Today the Washington Post reports that the District of Columbia is considering giving away development rights to publicly owned property to private developers, in exchange for commitments that they build libraries, schools or other public facilities.
With the costs of fixing schools and libraries estimated at close to $2 billion, said D.C. Council Chairman Linda W. Cropp, “I don’t believe we can tax our way out.”
Does it occur to proponents of such programs that the monies raised from such giveaways are not donations — but typically paltry payments for the generous handing over of public property?

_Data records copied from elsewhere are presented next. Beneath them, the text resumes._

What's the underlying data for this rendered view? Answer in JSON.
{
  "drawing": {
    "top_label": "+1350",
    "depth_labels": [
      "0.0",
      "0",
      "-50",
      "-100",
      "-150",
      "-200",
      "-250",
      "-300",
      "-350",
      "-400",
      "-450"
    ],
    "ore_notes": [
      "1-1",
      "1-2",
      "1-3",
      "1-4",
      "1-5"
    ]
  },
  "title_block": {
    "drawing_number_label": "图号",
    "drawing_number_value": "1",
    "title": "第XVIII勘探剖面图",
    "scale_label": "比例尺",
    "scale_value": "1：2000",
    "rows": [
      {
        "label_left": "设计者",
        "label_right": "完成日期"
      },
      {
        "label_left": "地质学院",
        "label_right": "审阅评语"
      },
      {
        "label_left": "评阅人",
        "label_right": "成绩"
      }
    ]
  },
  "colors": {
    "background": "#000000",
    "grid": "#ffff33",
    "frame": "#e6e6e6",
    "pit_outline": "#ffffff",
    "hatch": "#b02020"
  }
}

In a city such as Washington, DC, where developers are falling all over themselves to put up new luxury condominiums, wouldn’t it make more sense to require private developers to build public facilities as a condition of gaining zoning and other regulatory approvals for yet another luxury development? This is not exactly a novel idea — the idea of development “linkage” remains vibrant (see a discussion from PolicyLink for more details), even after some developer-friendly U.S. Supreme Court decisions — but seems off the radar screen in the District, where the mayor and the council chair are too cozy with developers.